Meanwhile, the personal standing of Boris Johnson has collapsed after revelations that he hosted and took part in as many as seventeen parties in Downing Street while the country was under pandemic lockdown restrictions. The image of Johnson partying while the rest of the country had to abide by stringent rules on social gatherings has destroyed confidence in the prime minister. In recent months, his premiership has been almost entirely focused on day-to-day survival.
This conjuncture shaped Labour’s strategy going into the elections. Starmer focused on the “PartyGate” scandal and made sure it was the top issue in his weekly parliamentary questions to the prime minister.
In relation to the cost of living crisis, Starmer and his shadow chancellor have been pushing the idea of a windfall tax on the oil companies to fund a £600 energy bill relief payment. But there was one big problem with making this a central plank of Labour’s local election campaign: no matter how many seats Labour won, it would never be in a position to deliver on the pledge. The idea of a windfall tax may have put the Tories on the spot over their inaction, but as a positive promise it was a gimmick that fooled nobody.
This was all that Starmer had to offer. In areas where local Labour leaderships had a decent, relevant manifesto to put forward — such as Preston, with its ongoing community wealth-building project, or parts of London where Labour politicians put the stress on their plans to tackle housing shortages — the electorate by and large rewarded them.
On the other hand, when a narrative about national politics dominated Labour’s campaigning message, Labour wasn’t rewarded with substantial votes.
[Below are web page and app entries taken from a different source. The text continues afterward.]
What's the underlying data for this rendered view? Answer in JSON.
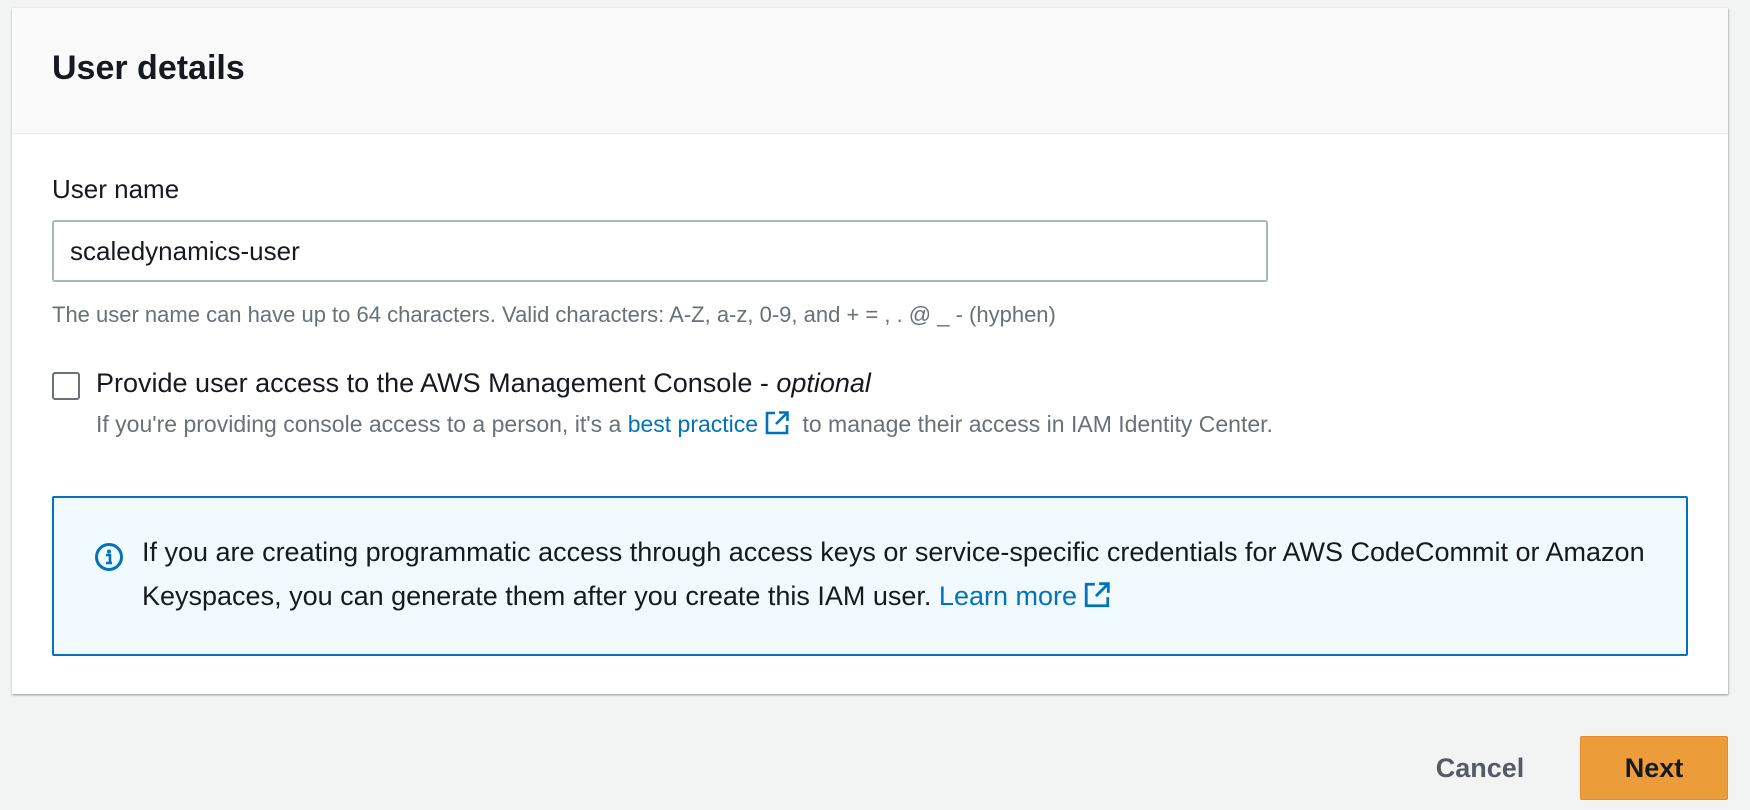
{
  "card": {
    "title": "User details"
  },
  "user_name": {
    "label": "User name",
    "value": "scaledynamics-user",
    "constraint": "The user name can have up to 64 characters. Valid characters: A-Z, a-z, 0-9, and + = , . @ _ - (hyphen)"
  },
  "console_access": {
    "checked": false,
    "label": "Provide user access to the AWS Management Console - ",
    "label_optional": "optional",
    "desc_before": "If you're providing console access to a person, it's a ",
    "desc_link": "best practice",
    "desc_after": " to manage their access in IAM Identity Center.",
    "link_icon": "external-link-icon"
  },
  "info_alert": {
    "icon": "info-icon",
    "text": "If you are creating programmatic access through access keys or service-specific credentials for AWS CodeCommit or Amazon Keyspaces, you can generate them after you create this IAM user. ",
    "link": "Learn more",
    "link_icon": "external-link-icon"
  },
  "footer": {
    "cancel_label": "Cancel",
    "next_label": "Next"
  },
  "colors": {
    "link": "#0073bb",
    "primary_button": "#ec9d3a",
    "alert_background": "#f1faff",
    "alert_border": "#0073bb"
  }
}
Indeed, the fact that the other opposition parties did better than Labour in England shows that Starmer has been unable to associate aversion to the Tories in government with support for his own leadership.
Exit Stage Right?
This was another subpar electoral performance, on top of Starmer’s existing record of local council failures and by-election embarrassments. His inability to generate any kind of electoral enthusiasm is now well documented. There is simply no clamor for the anaemic, authoritarian, and socially conservative brand of Labour politics by which Starmer has defined himself.
Even so, Thursday’s election might have been enough to rescue Starmer from another round of speculation about the future of his leadership. However, new developments have intervened to generate more trouble for the Labour leader. Having made so much hay from the revelations about Boris Johnson’s partying, Starmer is now under intense scrutiny for his own alleged breaches of the lockdown rules.
While campaigning in a previous set of local elections in April 2021, Starmer attended a dinner in Durham that seems to have been in contravention of the limits on social gatherings. Tory-supporting newspapers have pressed the Durham police force to reopen an investigation. Starmer has now promised to resign if he is found to have broken the rules, as has his deputy leader, Angela Rayner. These elections could well prove to be the last ones fought under Starmer’s leadership — and given how poor the results were, that would be no bad thing.